The album "Soar" explores the soundworld consisting of the duo of Saxophone and Piano. Alastair Penman is the excellent saxophonist (on either Alto or Soprano Sax) with Jonathan Pease ably playing the supporting piano parts. The album seems to be a very personal one, taking on board different elements of the saxophonist's career with composers and influences that he has come across. Although presented here in album form, the music choices would make an excellent concert for a live audience and so it's possible to view the music from both perspectives at the same time. It was recorded in 2022 at London's Guildhall School of Music and Drama. Overall the music has a good balance between worlds, romantic-melodic vs. modern, loud vs. soft, lively vs. relaxed, but the average BPM probably leans towards the "lively" end of the spectrum. Several of the pieces could even serve as encores, showing off technical skill, so the album as a whole feels like an extended dazzling display of talent.

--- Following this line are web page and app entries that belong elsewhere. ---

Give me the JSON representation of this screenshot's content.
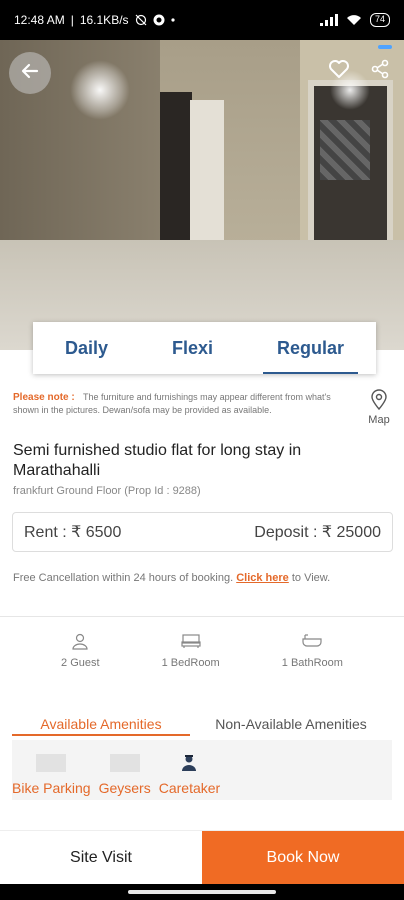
{
  "status_bar": {
    "time": "12:48 AM",
    "separator": "|",
    "speed": "16.1KB/s",
    "battery": "74"
  },
  "tabs": [
    {
      "label": "Daily",
      "active": false
    },
    {
      "label": "Flexi",
      "active": false
    },
    {
      "label": "Regular",
      "active": true
    }
  ],
  "note": {
    "label": "Please note :",
    "text": "The furniture and furnishings may appear different from what's shown in the pictures. Dewan/sofa may be provided as available."
  },
  "map_label": "Map",
  "listing": {
    "title": "Semi furnished studio flat for long stay in Marathahalli",
    "subtitle": "frankfurt Ground Floor (Prop Id : 9288)"
  },
  "pricing": {
    "rent": "Rent : ₹ 6500",
    "deposit": "Deposit : ₹ 25000"
  },
  "cancellation": {
    "text": "Free Cancellation within 24 hours of booking.",
    "link": "Click here",
    "suffix": "to View."
  },
  "features": [
    {
      "label": "2 Guest",
      "icon": "user-icon"
    },
    {
      "label": "1 BedRoom",
      "icon": "bed-icon"
    },
    {
      "label": "1 BathRoom",
      "icon": "bathtub-icon"
    }
  ],
  "amenity_tabs": {
    "available": "Available Amenities",
    "non_available": "Non-Available Amenities"
  },
  "amenities": [
    {
      "label": "Bike Parking"
    },
    {
      "label": "Geysers"
    },
    {
      "label": "Caretaker"
    }
  ],
  "actions": {
    "site_visit": "Site Visit",
    "book_now": "Book Now"
  },
  "colors": {
    "accent": "#f06b24",
    "tab_blue": "#2d5a8f"
  }
}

"Pequeña Czarda" is a lively Hungarian dance by the Spanish composer Pedro Itturalde, and a great album opener: fun, lyrical, impressionistic and a touch jazzy, and then it bounces along rhythmically, casting off variations with lots of flourishes. This is just one of several pieces on the album that would be suitable encore material. By contrast to his jazz and film work, Richard Rodney Bennett's "Four Country Dances" sees the composer sharing his unique short settings of English folk tunes, as so many composers have done with their own national folk music. "Three Letter Word" by Andy Scott is a wonderful piece which truly puts the sax through its paces. It starts with some complex cadenza-like runs and notes covering the full range of the instrument. Then there is some other more rhythmic or thoughtful material, but with the runs putting in further appearances. One wonders if the composer had a particular 3-letter word in mind... Also by Andy Scott, Penman's former mentor, "And Everything is Still" is contrastingly relaxed and melodic, beautifully song-like with some jazz chords.

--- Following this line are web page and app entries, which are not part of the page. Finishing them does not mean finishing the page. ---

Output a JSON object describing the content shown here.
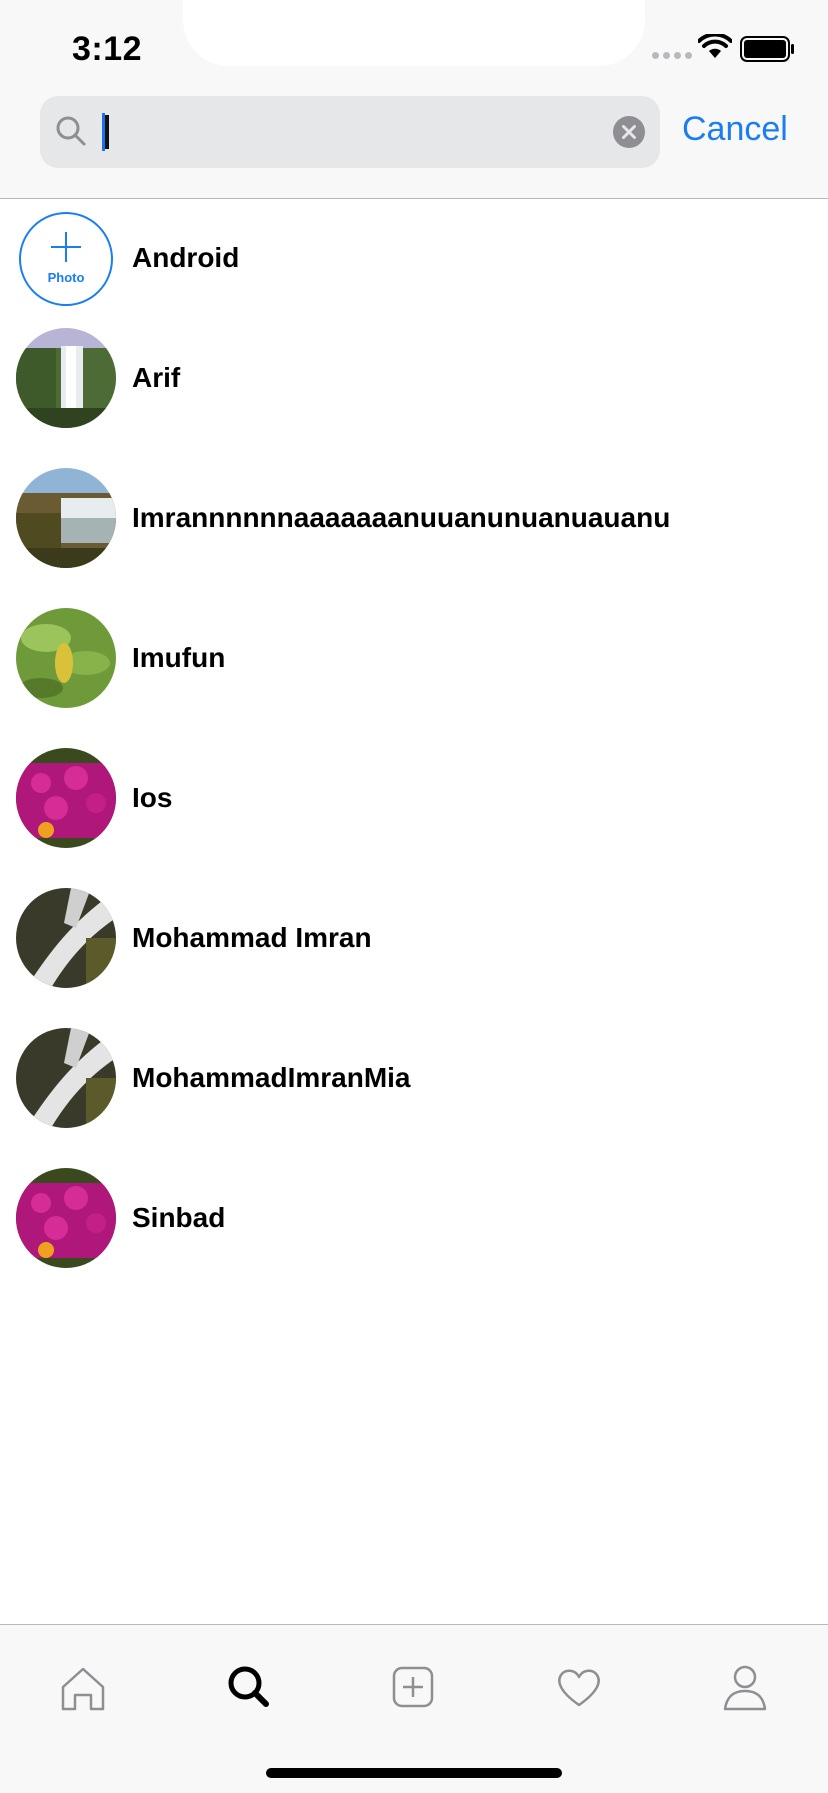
{
  "status_bar": {
    "time": "3:12"
  },
  "search": {
    "value": "I",
    "cancel_label": "Cancel"
  },
  "results": [
    {
      "name": "Android",
      "avatar": "add-photo",
      "photo_label": "Photo"
    },
    {
      "name": "Arif",
      "avatar": "waterfall-green"
    },
    {
      "name": "Imrannnnnnaaaaaaanuuanunuanuauanu",
      "avatar": "waterfall-river"
    },
    {
      "name": "Imufun",
      "avatar": "leaves"
    },
    {
      "name": "Ios",
      "avatar": "pink-flowers"
    },
    {
      "name": "Mohammad Imran",
      "avatar": "waterfall-rocks"
    },
    {
      "name": "MohammadImranMia",
      "avatar": "waterfall-rocks"
    },
    {
      "name": "Sinbad",
      "avatar": "pink-flowers"
    }
  ],
  "tab_bar": {
    "tabs": [
      {
        "icon": "home-icon",
        "selected": false
      },
      {
        "icon": "search-icon",
        "selected": true
      },
      {
        "icon": "add-post-icon",
        "selected": false
      },
      {
        "icon": "heart-icon",
        "selected": false
      },
      {
        "icon": "profile-icon",
        "selected": false
      }
    ]
  },
  "colors": {
    "accent": "#1a7df0",
    "tab_inactive": "#8e8e93"
  }
}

The "Prelude" by French composer Robert Planel is beautifully expressive, an impressionistic and passionate work for solo sax which leads directly into the jaunty "Saltarelle" once the piano joins in. Penman's own "Soar" is the album's titular work and a lively flowing work. The cover's artwork represents this with a dramatically surreal eagle. Paul Mitchell-Davidson's "Lullaby" gives a few minutes of quiet contemplation between busy works. "Doctor Gradus ad Parnassum" from Debussy's "Children's Corner" somehow feels even more challenging on the sax than the original solo piano, but strangely suits the instrument and certainly shows off further technical skills. "Light of Sothis" by Amy Quate consists of three individual movements which are well-named, descriptive titles. "Grace" is especially beautiful and flowing, leading to the lively "Passion" which eases off into "Faith". The composer Jules Demersseman was a friend of Adolphe Sax, so the final work "Carnival of Venice" goes back to the instrument's origins. After a melodramatic piano intro, the sax introduces its familiar melody which leads into a set of fantastic virtuoso variations, nicely rounding off a varied but generally quite upbeat collection of works.
The combination of sax and piano is a good one in the hands of Penman and his pianist Jonathan Pease, and the mixture of tracks and album presentation are perfect. I can heartily recommend it to anyone looking for a varied and entertaining selection of music. More about Alastair Penman and the album can be found at the artist's website at alastairpenman.co.uk/soar, where you can also find options for streaming the music or ordering the CD.